Apart from these legality of Islamic financial instruments and acceptability as per Shariah laws is also a big challenge.
Structural risks – As mentioned earlier, in the case of Islamic securitisation the structure needs to be compliant with Islamic laws. First, the underlying assets should be such that they meet the Shariah requirements and second; there should be substitutes of some of the features of conventional securitisation such as credit enhancement, liquidity support, etc., such that the structure remains Shariah compliant. While the eligible asset criterion limits the kind of assets that can be securitised under Islamic laws, the latter requirement puts the transaction to structural risk of being characterised as a non-permissible transaction.
That means the rewarding system under Islamic philosophy is based upon risk taking considerations, and no room for gains without exposing to some sort of business risk.

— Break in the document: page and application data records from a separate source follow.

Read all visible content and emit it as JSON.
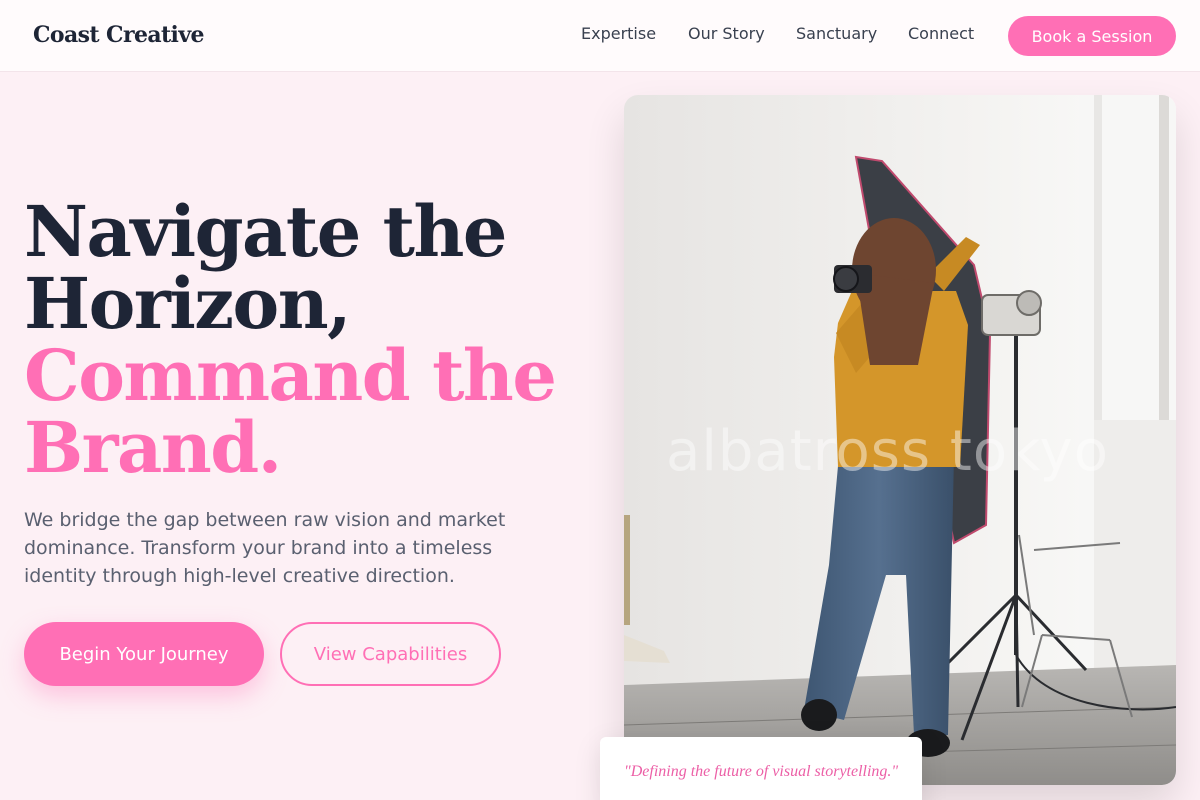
{
  "brand": {
    "logo": "Coast Creative"
  },
  "nav": {
    "links": [
      "Expertise",
      "Our Story",
      "Sanctuary",
      "Connect"
    ],
    "cta": "Book a Session"
  },
  "hero": {
    "title_lines": [
      "Navigate the",
      "Horizon,",
      "Command the",
      "Brand."
    ],
    "subtitle": "We bridge the gap between raw vision and market dominance. Transform your brand into a timeless identity through high-level creative direction.",
    "primary_button": "Begin Your Journey",
    "secondary_button": "View Capabilities",
    "image_watermark": "albatross tokyo",
    "quote": "\"Defining the future of visual storytelling.\""
  },
  "colors": {
    "accent": "#ff6fb5",
    "heading_dark": "#1e2536",
    "page_background": "#fdf0f5",
    "body_text": "#5a6070"
  },
  "icons": []
}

Generically as well, the Muslim countries have been recently exposed to finance-based economies. Countries where civil law and religious laws are different may find it difficult to align the two to ensure that the financial services are Shariah compliant. Also several Shariah scholars have their own interpretation of the laws, which would mean that the Shariah compliance is more of a subjective issue than the laid down principles.

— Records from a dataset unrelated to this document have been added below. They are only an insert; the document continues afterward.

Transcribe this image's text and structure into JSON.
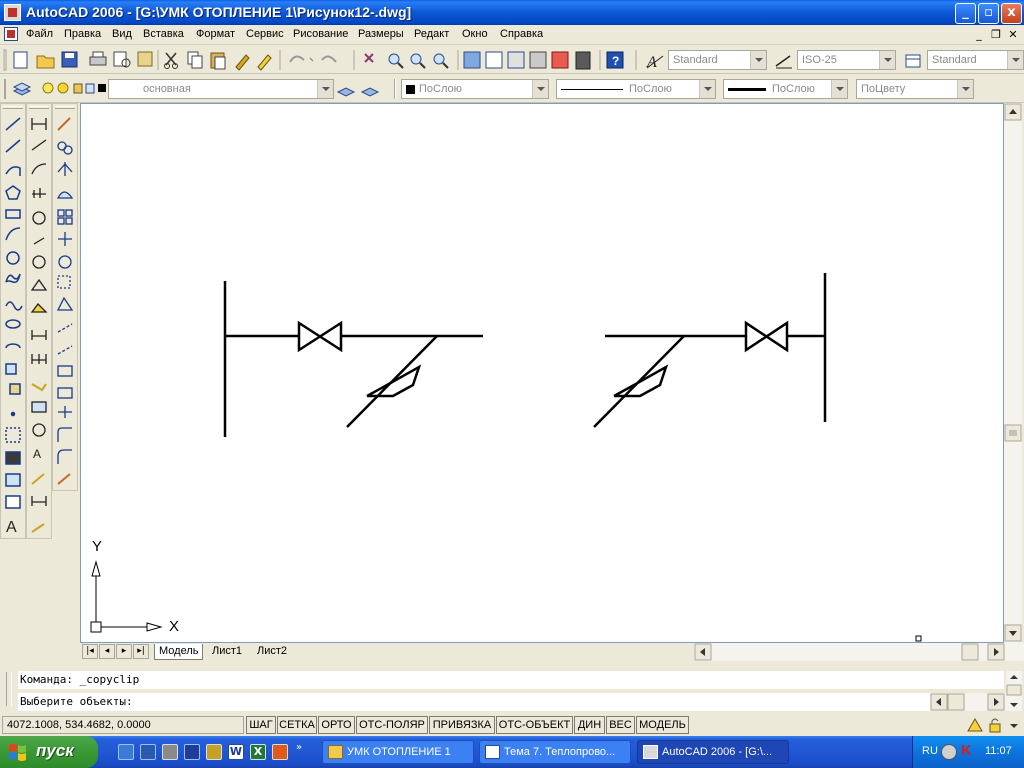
{
  "window": {
    "title": "AutoCAD 2006 - [G:\\УМК ОТОПЛЕНИЕ 1\\Рисунок12-.dwg]",
    "controls": [
      "_",
      "▫",
      "x"
    ]
  },
  "menu": {
    "items": [
      "Файл",
      "Правка",
      "Вид",
      "Вставка",
      "Формат",
      "Сервис",
      "Рисование",
      "Размеры",
      "Редакт",
      "Окно",
      "Справка"
    ]
  },
  "toolbar": {
    "text_style": "Standard",
    "dim_style": "ISO-25",
    "table_style": "Standard"
  },
  "layers": {
    "current_layer": "основная",
    "color": "ПоСлою",
    "linetype": "ПоСлою",
    "lineweight": "ПоСлою",
    "plot_style": "ПоЦвету"
  },
  "canvas": {
    "ucs_x": "X",
    "ucs_y": "Y"
  },
  "tabs": [
    "Модель",
    "Лист1",
    "Лист2"
  ],
  "command": {
    "line1": "Команда: _copyclip",
    "line2": "Выберите объекты:"
  },
  "status": {
    "coords": "4072.1008, 534.4682, 0.0000",
    "buttons": [
      "ШАГ",
      "СЕТКА",
      "ОРТО",
      "ОТС-ПОЛЯР",
      "ПРИВЯЗКА",
      "ОТС-ОБЪЕКТ",
      "ДИН",
      "ВЕС",
      "МОДЕЛЬ"
    ]
  },
  "taskbar": {
    "start": "пуск",
    "tasks": [
      "УМК ОТОПЛЕНИЕ 1",
      "Тема 7. Теплопрово...",
      "AutoCAD 2006 - [G:\\..."
    ],
    "lang": "RU",
    "time": "11:07"
  },
  "colors": {
    "titlebar": "#0c57d6",
    "taskbar": "#245edb",
    "start": "#3b9a36",
    "canvas": "#ffffff"
  }
}
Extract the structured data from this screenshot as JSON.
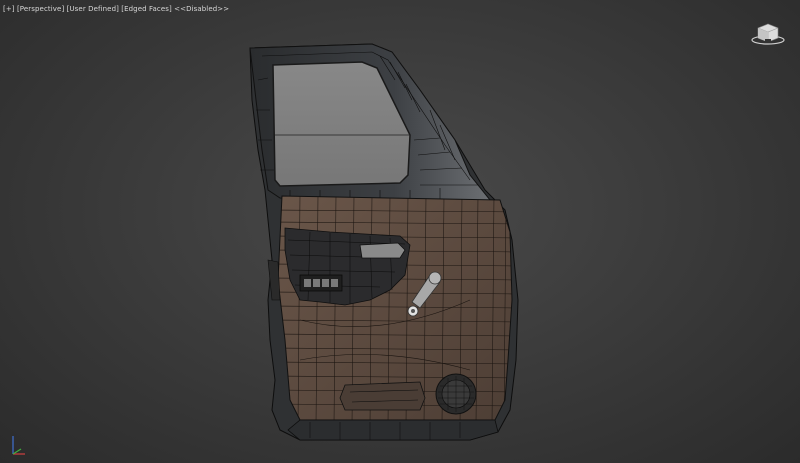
{
  "viewport": {
    "labels": [
      "[+]",
      "[Perspective]",
      "[User Defined]",
      "[Edged Faces]",
      "<<Disabled>>"
    ]
  },
  "scene": {
    "object": "car-door",
    "colors": {
      "background": "#3c3c3c",
      "panel": "#5b4a40",
      "glass": "#7d7d7d",
      "frame": "#2c2e30",
      "wire": "#0d0d0d",
      "handle": "#9a9a9a"
    }
  },
  "gizmo": {
    "x_color": "#d04040",
    "y_color": "#40b040",
    "z_color": "#4070d0"
  }
}
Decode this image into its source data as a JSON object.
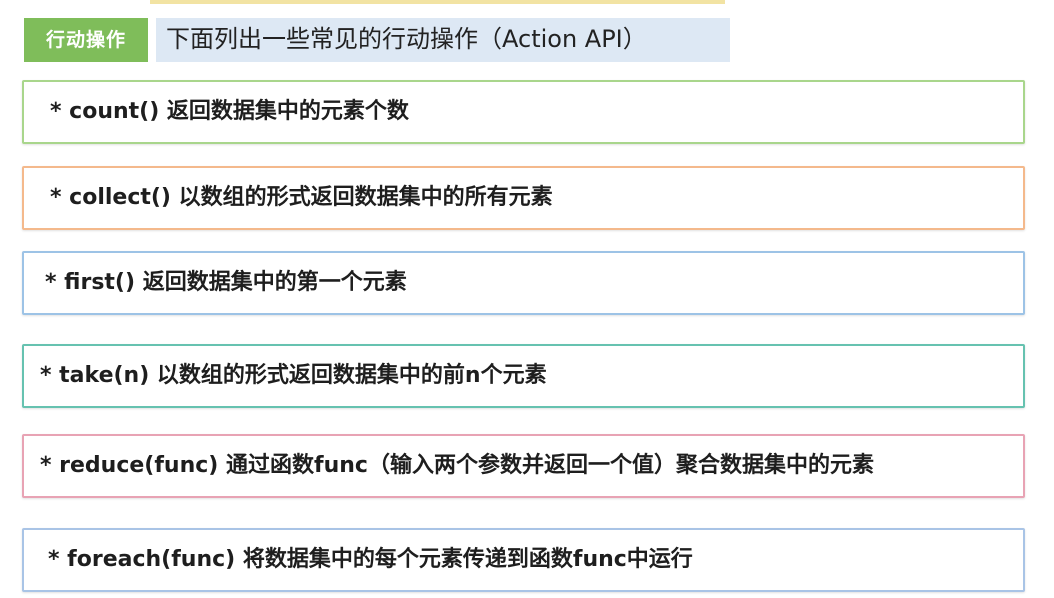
{
  "header": {
    "tag_label": "行动操作",
    "description": "下面列出一些常见的行动操作（Action API）"
  },
  "actions": [
    {
      "text": "* count() 返回数据集中的元素个数",
      "border_color": "#a9d68c"
    },
    {
      "text": "* collect() 以数组的形式返回数据集中的所有元素",
      "border_color": "#f4b98c"
    },
    {
      "text": "* first() 返回数据集中的第一个元素",
      "border_color": "#9dc3e6"
    },
    {
      "text": "* take(n) 以数组的形式返回数据集中的前n个元素",
      "border_color": "#66c2b0"
    },
    {
      "text": "* reduce(func) 通过函数func（输入两个参数并返回一个值）聚合数据集中的元素",
      "border_color": "#e8a3b4"
    },
    {
      "text": "* foreach(func) 将数据集中的每个元素传递到函数func中运行",
      "border_color": "#a9c4e6"
    }
  ]
}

Regulators need to have an in-depth understanding of the Shariah principles to be able to supervise and monitor the financial markets. This surely is a constraint for non-Islamic countries. With the growing Islamic finance market, it would become critical to have Shariah scholars who would understand financial markets as well. A lot is left to interpretation and subjective opinions. Owing to the lack of standardisation, each transaction has to be assessed individually, increasing costs entailing the transaction.
On the name of innovation, the world is exposed to a whole new set of Arabic jargon, which adds to the complexity of the structures.
The form over substance issue is greater in these instruments as the legal system is much less resilient or lesser explored for testing such products unlike in case of conventional instruments. While there is a lot of stress being laid on Shariah compliance for developing financial instruments at times of distress, how these assets would perform and the legal recourse that would be available to investors remain yet to be tested, whereas on the other hand, the conventional markets are seasoned on these issues. The disparity between ideal and real sukuk has been highlighted as a major concern.
The way forward
There is a need to strip away the legal and structural complexity of such instruments and in substance keep the risks and rewards associated with such instruments based on Islamic proponents to enable the industry to thrive in a true sense.
The key question to address here is whether the Islamic financial instruments are replicating the conventional financial instruments in the name of innovation and adding complexity to the structures making the instruments susceptible to greater risks or these instruments in spirit are able to establish their uniqueness. The instruments need lot more stability and seasoning to exist as alternatives to the conventional financial system.
Nidhi Bothra is the vice-president of Vinod Kothari Consultants.
This article first appeared in Islamic Finance News (25 July 2012, Volume 9, Issue 29, Page 23 – 24). For more information, please visit www.islamicfinancenews.com.